This photo has the strangest history of any of our photographs. It was over two years before we realized we even had it. It all started when we were driving Laguna Atascosa NWR in Texas and were invited to witness the release of one of their ocelots which had been trapped for a routine health check. Although we had often checked their traps over the past couple of weeks while we were photographing in the backcountry we had not seen any captured animals. (Incidentally, those traps were each fitted with a chicken which had been TRAINED not to panic if approached by an ocelot!) At the arranged time, we met up with a small group headed by Linda Laack, the biologist in charge, and proceeded to the release site.
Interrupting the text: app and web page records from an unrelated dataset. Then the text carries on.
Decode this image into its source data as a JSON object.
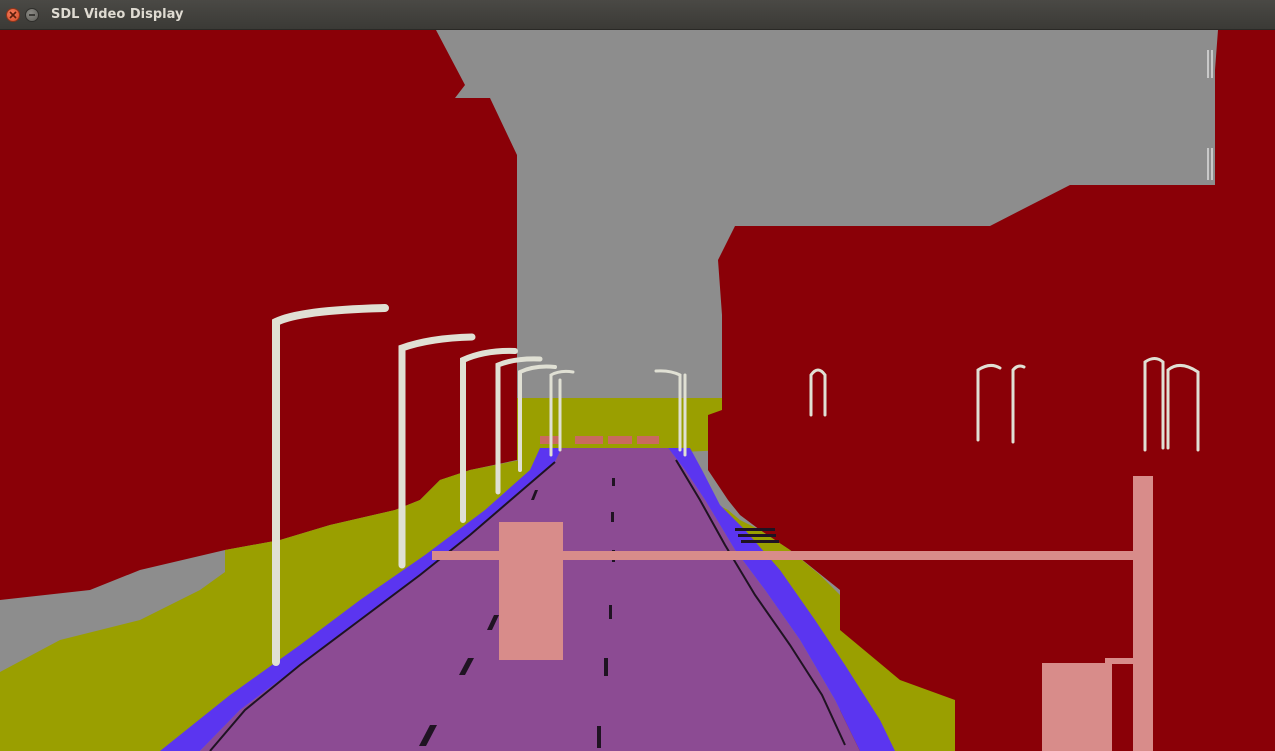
{
  "window": {
    "title": "SDL Video Display",
    "buttons": [
      {
        "name": "close",
        "icon": "close-icon"
      },
      {
        "name": "minimize",
        "icon": "minimize-icon"
      }
    ]
  },
  "display": {
    "content": "semantic-segmentation-render",
    "palette": {
      "building": "#8a0007",
      "sky": "#8d8d8d",
      "vegetation": "#9a9f00",
      "road": "#8c4b93",
      "lane_marking": "#1f1322",
      "sidewalk": "#5b35f0",
      "pole": "#e0e0d4",
      "traffic_sign": "#d88c8a"
    }
  }
}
Linda requested we stand on either side of a trail formerly used by the cat in the hope it would proceed directly into the photo setup of the refuge’s staff photographer, Tim Cooper. Well, so much for that plan! IN THE SAME INSTANT THAT THE TRAP DOOR WAS RAISED, THE OCELOT FLASHED PAST ALL OF US IN A BLINDING BLUR. Virginia pushed the shutter button by reflex alone while Robert could only point his camera in the general direction of the fleeing ocelot! Although we did see the flash go off, that was ALL we saw! The assistant for Tim Cooper yelled “There it goes!” causing Tim to pick up his camera just as the ocelot sprang over the very bush Tim was focused on. Disappointed, Tim returned to the release site exclaiming in frustration that it might have been better to sing out “Here it comes, Tim” rather than “There it goes!” It seemed that no photos were taken that day.
Two years later, we were once again doing some photographic work at Laguna Atascosa NWR when we decided to send a batch of film in for processing. A roll of 100/1000 ISO film pushed to 800, which had been pulled from Robert's camera, had been floating around our motor coach for two years but because we so very rarely use that type pf film, it never got used up. What the heck! We sent it in for processing. That batch of film came back from the processor with a major surprise. We had nailed the ocelot “dead on” from the tip of its tail to the point of its nose with all four paws off the ground! We gave Linda Laack a copy of the photograph in appreciation of our once-in-a-lifetime experience. We later received a request from Linda to allow usage of the photo in both the Smithsonian publication and on the web page for the Defenders of Wildlife.com